    In the field of international relations, a sphere of influence (SOI) is a spatial region or concept division over which a state or organization has a level of cultural, economic, military, or political exclusivity, accommodating to the interests of powers outside the borders of the state that controls it.
  • Social exclusion
    Social exclusion, or social marginalization, is the social disadvantage and relegation to the fringe of society.
  • Homophily
    Homophily (i.e., "love of the same") is the tendency of individuals to associate and bond with similar others.
  • Symbolic ethnicity
    Symbolic ethnicity is a sociological term that describes a nostalgic allegiance to, love for, and pride in a cultural tradition that can be felt and lived without having to be incorporated to the person's everyday behavior; as such, a symbolic ethnic identity usually is composed of images from mass communications media.
  • Collective action
    Collective action refers to action taken together by a group of people whose goal is to enhance their status and achieve a common objective.
  • Authority (sociology)
    Authority is the legitimate or socially approved use of power.
  • Tall poppy syndrome

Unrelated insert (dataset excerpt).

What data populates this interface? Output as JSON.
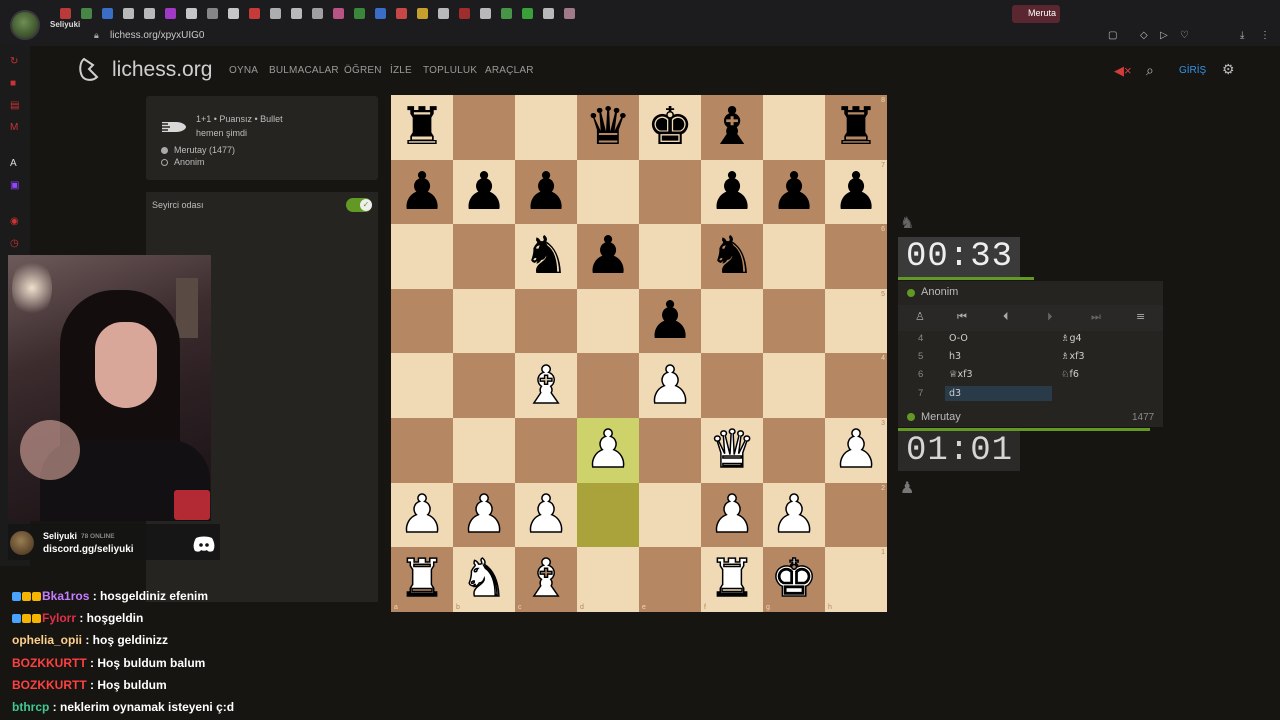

    (For the Leprous album, see Tall Poppy Syndrome (album).) The tall poppy syndrome is a culture where people of high status are resented, attacked, cut down or criticised because they have been classified as better than their peers.
  • Horizontal inequality
    Horizontal inequality is the inequality — economical, social or other — that does not follow from a difference in an inherent quality such as intelligence, attractiveness or skills for people or profitability for corporations.
  • Structural violence
    Structural violence is a term commonly ascribed to Johan Galtung, which he introduced in the article "Violence, Peace, and Peace Research" (1969).
  • Page 3
    Page 3 is a colloquial term for a feature formerly included in the British tabloid newspaper The Sun.
  • Field (Bourdieu)
    Field (French: champ) is one of the core concepts used by French social scientist Pierre Bourdieu.
  • Passing (sociology)
    Passing is the ability of a person to be regarded as a member of an identity group or category different from their own, which may include racial identity, ethnicity, caste, social class, sexuality, gender, religion, age and/or disability status.
  • Deindividuation
    Deindividuation is a concept in social psychology that is generally thought of as the loss of self-awareness in groups, although this is a matter of contention (see below).
  • Gemeinschaft and Gesellschaft
    Gemeinschaft (German pronunciation: [ɡəˈmaɪnʃaft]) and Gesellschaft ([ɡəˈzɛlʃaft]), generally translated as "community and society", are categories which were used by the German sociologist Ferdinand Tönnies in order to categorize social ties into two dichotomous sociological types which define each other.
  • Institutional racism
    Institutional racism (also known as institutionalised racism) is a form of racism expressed in the practice of social and political institutions.
  • Western culture
    Western culture, sometimes equated with Western civilization, Western world, Western society or European civilization is a term used very broadly to refer to a heritage of social norms, ethical values, traditional customs, belief systems, political systems, and specific artifacts and technologies that have some origin or association with Europe.
  • Economic stratification
    Economic stratification refers to the condition within a society where social classes are separated, or stratified, along economic lines.